You are always under surveillance. Electronic surveillance is in stores, at school, on the school bus, in parking lots, and in shopping malls. If you see the camera, it’s because authorities mean for you to see it; often it is concealed.

I told the audience about a videotape I had seen of a shoplifting situation in a local department store, how the video could follow the kids from department to department, watch them from several angles, and zoom in to show what they had in their hands. The next weekend I found myself in that particular store, realized that it was the very place I had seen in the video, and I looked all around for the cameras—and I couldn’t see one of them! I looked and looked (and realized how silly I must’ve appeared to the security people—I guess they watched me pretty closely the rest of the time I was in the store) but still saw no sign of any cameras, which made me a believer in unseen surveillance.

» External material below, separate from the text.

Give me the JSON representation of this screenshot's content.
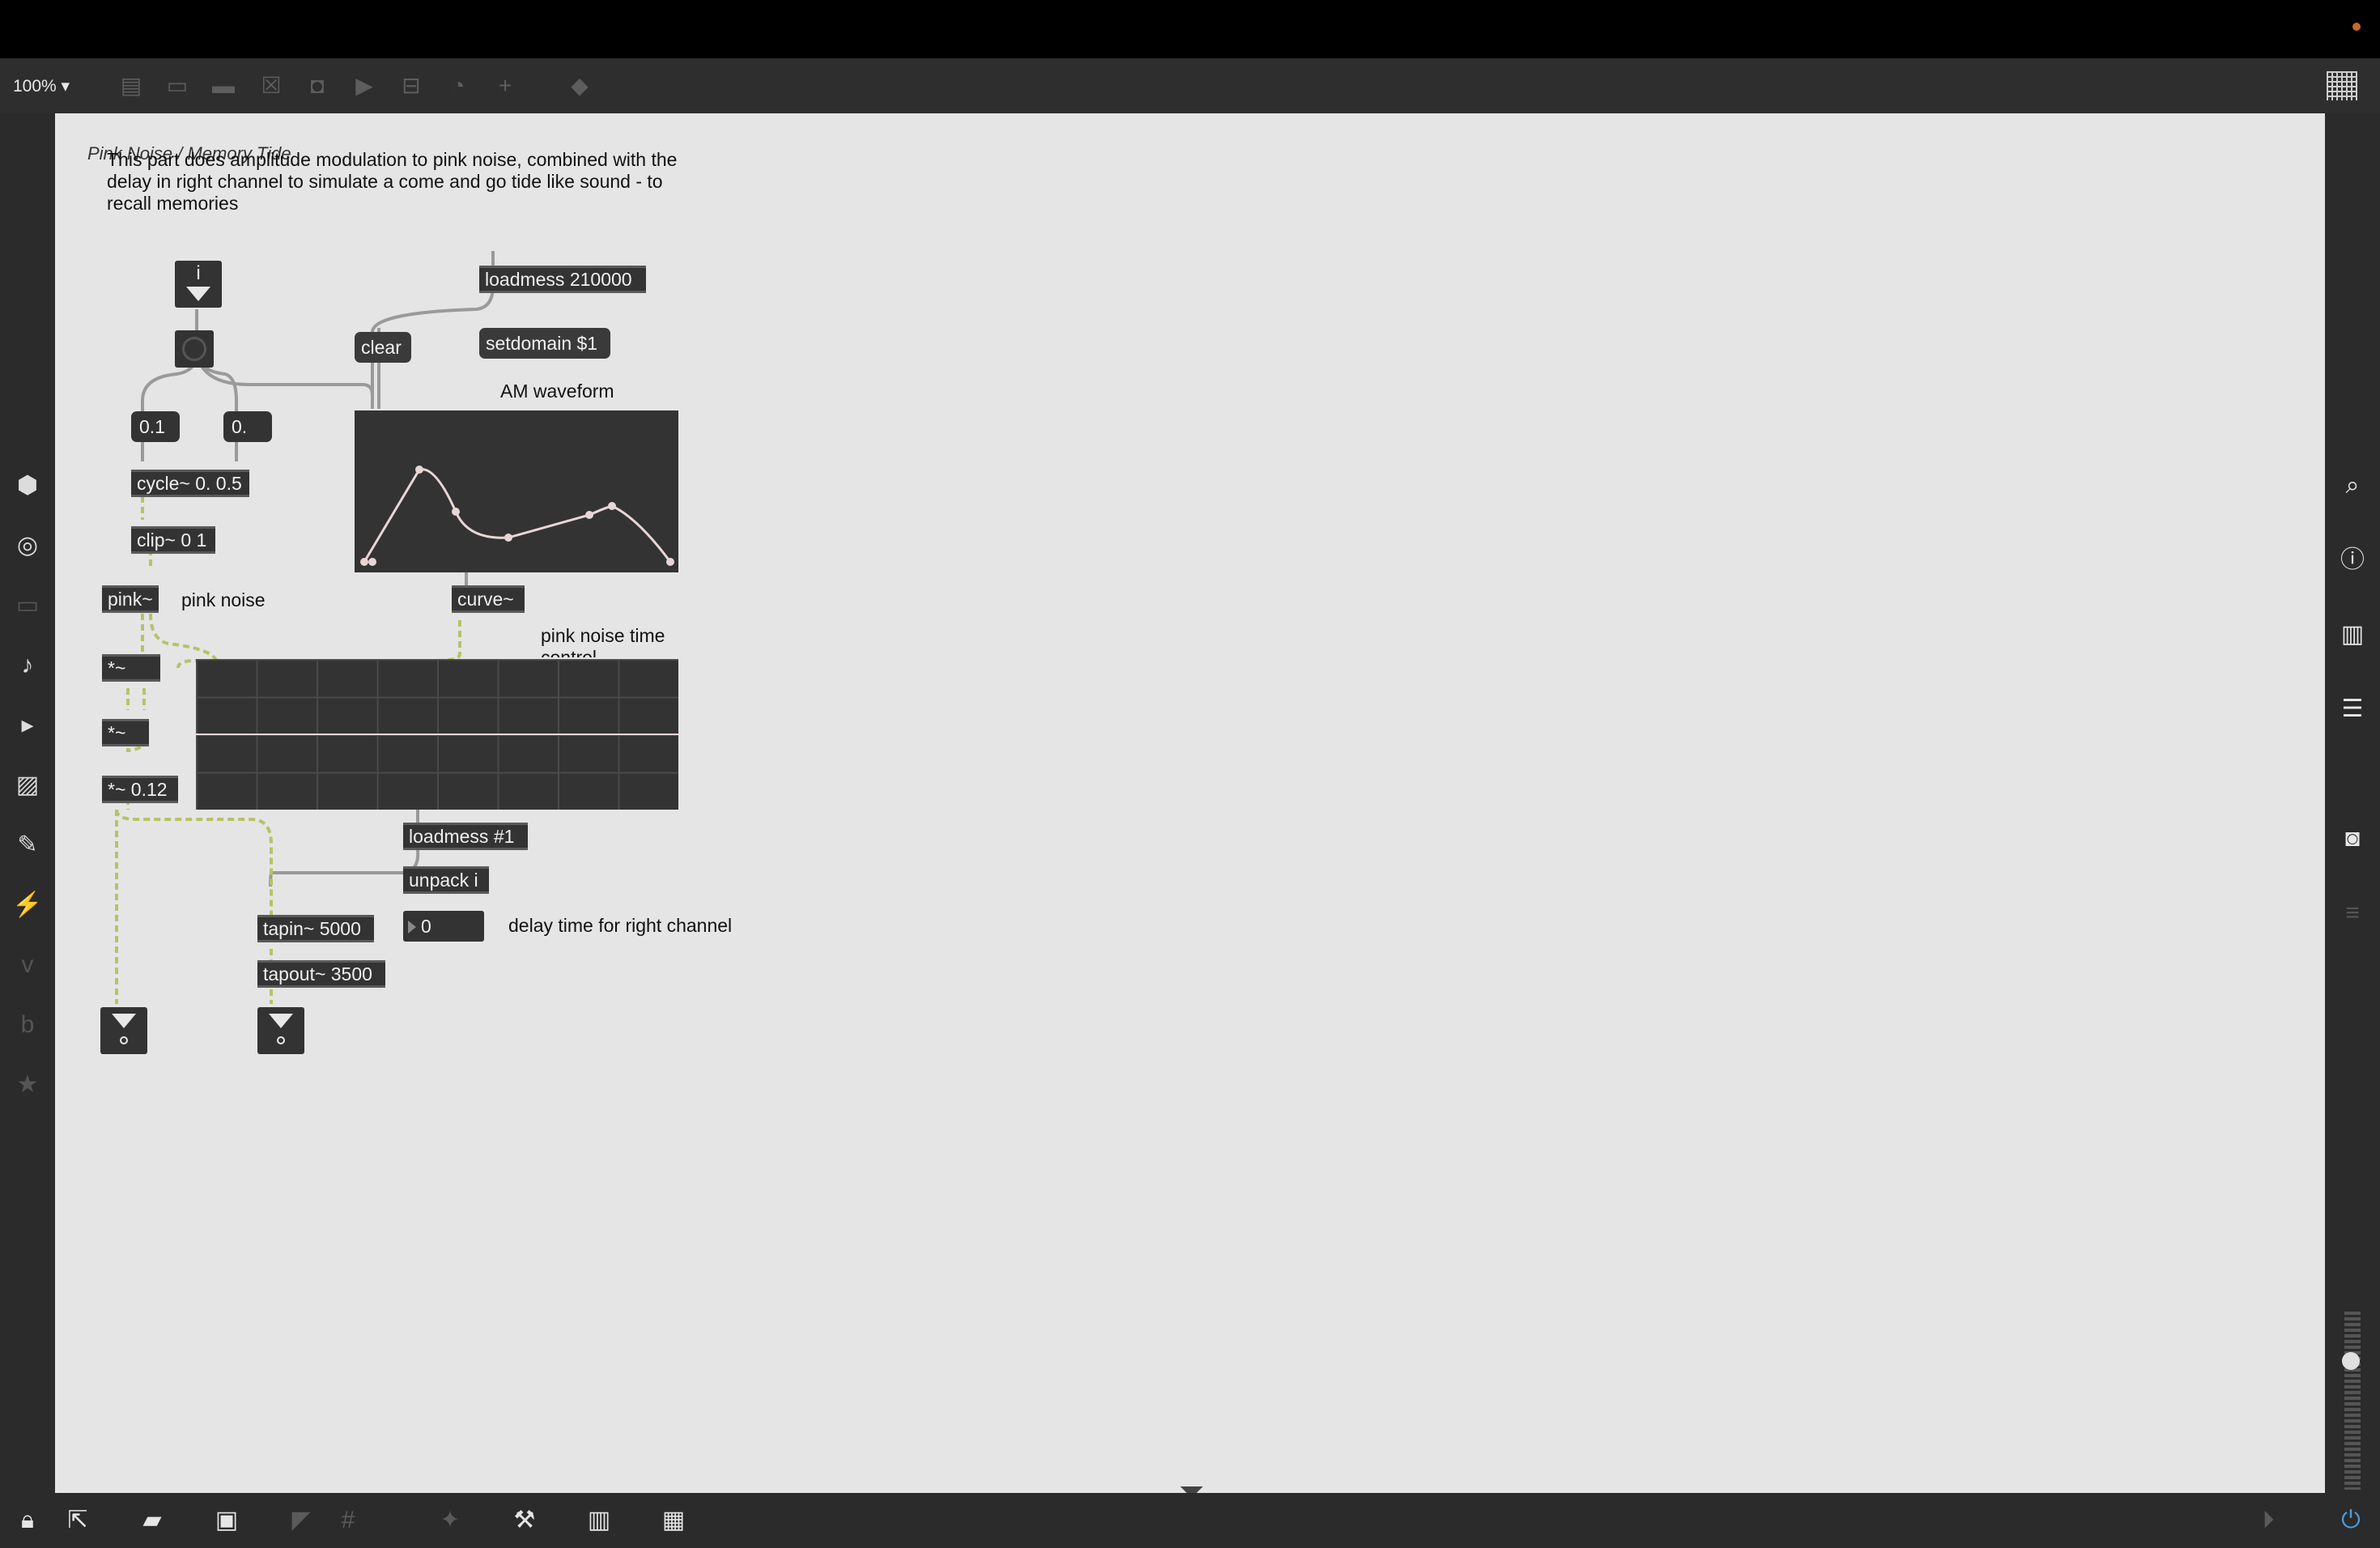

Be polite and cooperate. This is always good advice. If you aren’t doing anything, you need not fear the police, so don’t run. I assured my audience that I had seen many, many cases where kids were skipping class but not doing anything illegal, and when police approached, they panicked and ran away. Those kids might have been in trouble for truancy, but they would not have been charged with breaking the law if they hadn’t run.

I also told them that police could stop them and ask their name, and they were obligated to identify themselves. I told a story about another prosecutor who had had a flat tire on the way home late at night and who had gotten all dirty and dropped the jack on his foot while trying to change to tire. He had dozed off while sitting on the curb waiting for his girlfriend to pick him up, and the police came along. He was really grubby and had a bleeding foot, and he awoke to the police car’s red emergency light flashing in his face. They asked him who he was and what he was doing. They asked to see his driver’s license, and he started to get mad (his bad night was getting worse) and say, “But I wasn’t driving!” when he realized the cops had no idea who he was and that he had to cooperate and explain himself. When he did, the officers understood and they helped him change the tire.

The program seemed to be a great success with most of those who attended. For the most part, they seemed to be paying attention and afterwards, several of them took the time to approach me and the other speakers with good questions. Parents mostly asked how to get their kids to do what they should be doing and keep them out of trouble. The juveniles, on the other hand, seemed to have questions along the lines of “What would happen if …,” asking about the consequences of various circumstances and behaviors.

We hope to provide an opportunity for kids and parents to meet and interact with representatives of the various parts of the process. They meet a real person who tells them how the system works, and they have an opportunity to ask questions about what they have experienced so far and what might happen in the future. We hope to educate families so they can provide the support and guidance their child needs, and we want to point out to the kids the consequences they face in the justice system if they make bad choices and continue on the wrong track. We want to help them successfully complete their program and to deter them from committing subsequent offenses.

I tell them I hope I never see them again in the courthouse—unless someday when they have finished their education and they come back to help us as a juror, police officer, lawyer, probation officer, or maybe even a judge!